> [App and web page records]

----------

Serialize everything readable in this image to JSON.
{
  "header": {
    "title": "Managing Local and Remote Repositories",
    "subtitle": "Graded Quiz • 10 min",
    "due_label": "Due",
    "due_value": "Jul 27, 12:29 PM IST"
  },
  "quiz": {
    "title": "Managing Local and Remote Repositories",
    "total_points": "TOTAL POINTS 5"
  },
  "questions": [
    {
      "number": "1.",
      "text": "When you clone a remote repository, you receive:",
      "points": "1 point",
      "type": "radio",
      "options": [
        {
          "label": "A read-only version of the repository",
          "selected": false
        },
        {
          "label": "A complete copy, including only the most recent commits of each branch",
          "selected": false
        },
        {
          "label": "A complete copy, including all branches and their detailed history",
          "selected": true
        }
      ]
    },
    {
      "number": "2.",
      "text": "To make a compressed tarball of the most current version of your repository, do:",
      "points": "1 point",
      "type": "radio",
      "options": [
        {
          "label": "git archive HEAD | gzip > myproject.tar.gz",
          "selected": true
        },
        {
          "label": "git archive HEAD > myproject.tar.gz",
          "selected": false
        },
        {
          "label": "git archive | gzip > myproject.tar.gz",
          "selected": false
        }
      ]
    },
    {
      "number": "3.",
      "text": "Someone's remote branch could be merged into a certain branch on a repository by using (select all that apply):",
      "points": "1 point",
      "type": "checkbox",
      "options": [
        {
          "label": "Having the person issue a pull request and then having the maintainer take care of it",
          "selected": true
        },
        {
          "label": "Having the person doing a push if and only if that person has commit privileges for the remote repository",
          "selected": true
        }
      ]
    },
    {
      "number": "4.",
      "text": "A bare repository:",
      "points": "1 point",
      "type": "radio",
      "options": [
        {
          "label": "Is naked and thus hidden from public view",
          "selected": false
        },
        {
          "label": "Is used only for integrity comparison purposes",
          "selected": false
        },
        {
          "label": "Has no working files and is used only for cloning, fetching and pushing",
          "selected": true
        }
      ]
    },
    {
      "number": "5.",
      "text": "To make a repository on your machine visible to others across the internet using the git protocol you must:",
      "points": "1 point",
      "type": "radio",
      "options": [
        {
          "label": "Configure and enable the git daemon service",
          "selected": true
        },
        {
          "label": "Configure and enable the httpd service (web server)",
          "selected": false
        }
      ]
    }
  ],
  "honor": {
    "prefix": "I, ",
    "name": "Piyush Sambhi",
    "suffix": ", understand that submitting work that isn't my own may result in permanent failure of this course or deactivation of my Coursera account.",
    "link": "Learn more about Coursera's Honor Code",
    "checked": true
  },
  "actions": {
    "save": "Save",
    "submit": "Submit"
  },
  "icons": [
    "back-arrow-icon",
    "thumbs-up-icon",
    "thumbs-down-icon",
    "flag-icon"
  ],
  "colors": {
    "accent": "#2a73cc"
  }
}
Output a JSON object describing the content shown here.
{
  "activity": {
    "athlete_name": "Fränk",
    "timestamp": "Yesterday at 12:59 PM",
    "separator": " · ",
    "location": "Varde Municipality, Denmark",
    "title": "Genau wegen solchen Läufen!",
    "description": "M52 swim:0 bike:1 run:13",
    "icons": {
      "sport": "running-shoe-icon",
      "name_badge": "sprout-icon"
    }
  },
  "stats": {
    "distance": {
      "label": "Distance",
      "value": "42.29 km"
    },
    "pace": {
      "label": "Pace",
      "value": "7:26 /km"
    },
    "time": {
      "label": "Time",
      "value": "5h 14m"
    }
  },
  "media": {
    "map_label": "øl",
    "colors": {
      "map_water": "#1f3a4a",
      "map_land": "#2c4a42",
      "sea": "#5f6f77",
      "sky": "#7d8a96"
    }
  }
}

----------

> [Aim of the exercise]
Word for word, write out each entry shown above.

> [Solved problem]
Serialize everything readable in this image to JSON.
{
  "header": {
    "title": "Managing Local and Remote Repositories",
    "subtitle": "Graded Quiz • 10 min",
    "due_label": "Due",
    "due_value": "Jul 27, 12:29 PM IST"
  },
  "quiz": {
    "title": "Managing Local and Remote Repositories",
    "total_points": "TOTAL POINTS 5"
  },
  "questions": [
    {
      "number": "1.",
      "text": "When you clone a remote repository, you receive:",
      "points": "1 point",
      "type": "radio",
      "options": [
        {
          "label": "A read-only version of the repository",
          "selected": false
        },
        {
          "label": "A complete copy, including only the most recent commits of each branch",
          "selected": false
        },
        {
          "label": "A complete copy, including all branches and their detailed history",
          "selected": true
        }
      ]
    },
    {
      "number": "2.",
      "text": "To make a compressed tarball of the most current version of your repository, do:",
      "points": "1 point",
      "type": "radio",
      "options": [
        {
          "label": "git archive HEAD | gzip > myproject.tar.gz",
          "selected": true
        },
        {
          "label": "git archive HEAD > myproject.tar.gz",
          "selected": false
        },
        {
          "label": "git archive | gzip > myproject.tar.gz",
          "selected": false
        }
      ]
    },
    {
      "number": "3.",
      "text": "Someone's remote branch could be merged into a certain branch on a repository by using (select all that apply):",
      "points": "1 point",
      "type": "checkbox",
      "options": [
        {
          "label": "Having the person issue a pull request and then having the maintainer take care of it",
          "selected": true
        },
        {
          "label": "Having the person doing a push if and only if that person has commit privileges for the remote repository",
          "selected": true
        }
      ]
    },
    {
      "number": "4.",
      "text": "A bare repository:",
      "points": "1 point",
      "type": "radio",
      "options": [
        {
          "label": "Is naked and thus hidden from public view",
          "selected": false
        },
        {
          "label": "Is used only for integrity comparison purposes",
          "selected": false
        },
        {
          "label": "Has no working files and is used only for cloning, fetching and pushing",
          "selected": true
        }
      ]
    },
    {
      "number": "5.",
      "text": "To make a repository on your machine visible to others across the internet using the git protocol you must:",
      "points": "1 point",
      "type": "radio",
      "options": [
        {
          "label": "Configure and enable the git daemon service",
          "selected": true
        },
        {
          "label": "Configure and enable the httpd service (web server)",
          "selected": false
        }
      ]
    }
  ],
  "honor": {
    "prefix": "I, ",
    "name": "Piyush Sambhi",
    "suffix": ", understand that submitting work that isn't my own may result in permanent failure of this course or deactivation of my Coursera account.",
    "link": "Learn more about Coursera's Honor Code",
    "checked": true
  },
  "actions": {
    "save": "Save",
    "submit": "Submit"
  },
  "icons": [
    "back-arrow-icon",
    "thumbs-up-icon",
    "thumbs-down-icon",
    "flag-icon"
  ],
  "colors": {
    "accent": "#2a73cc"
  }
}
Output a JSON object describing the content shown here.
{
  "activity": {
    "athlete_name": "Fränk",
    "timestamp": "Yesterday at 12:59 PM",
    "separator": " · ",
    "location": "Varde Municipality, Denmark",
    "title": "Genau wegen solchen Läufen!",
    "description": "M52 swim:0 bike:1 run:13",
    "icons": {
      "sport": "running-shoe-icon",
      "name_badge": "sprout-icon"
    }
  },
  "stats": {
    "distance": {
      "label": "Distance",
      "value": "42.29 km"
    },
    "pace": {
      "label": "Pace",
      "value": "7:26 /km"
    },
    "time": {
      "label": "Time",
      "value": "5h 14m"
    }
  },
  "media": {
    "map_label": "øl",
    "colors": {
      "map_water": "#1f3a4a",
      "map_land": "#2c4a42",
      "sea": "#5f6f77",
      "sky": "#7d8a96"
    }
  }
}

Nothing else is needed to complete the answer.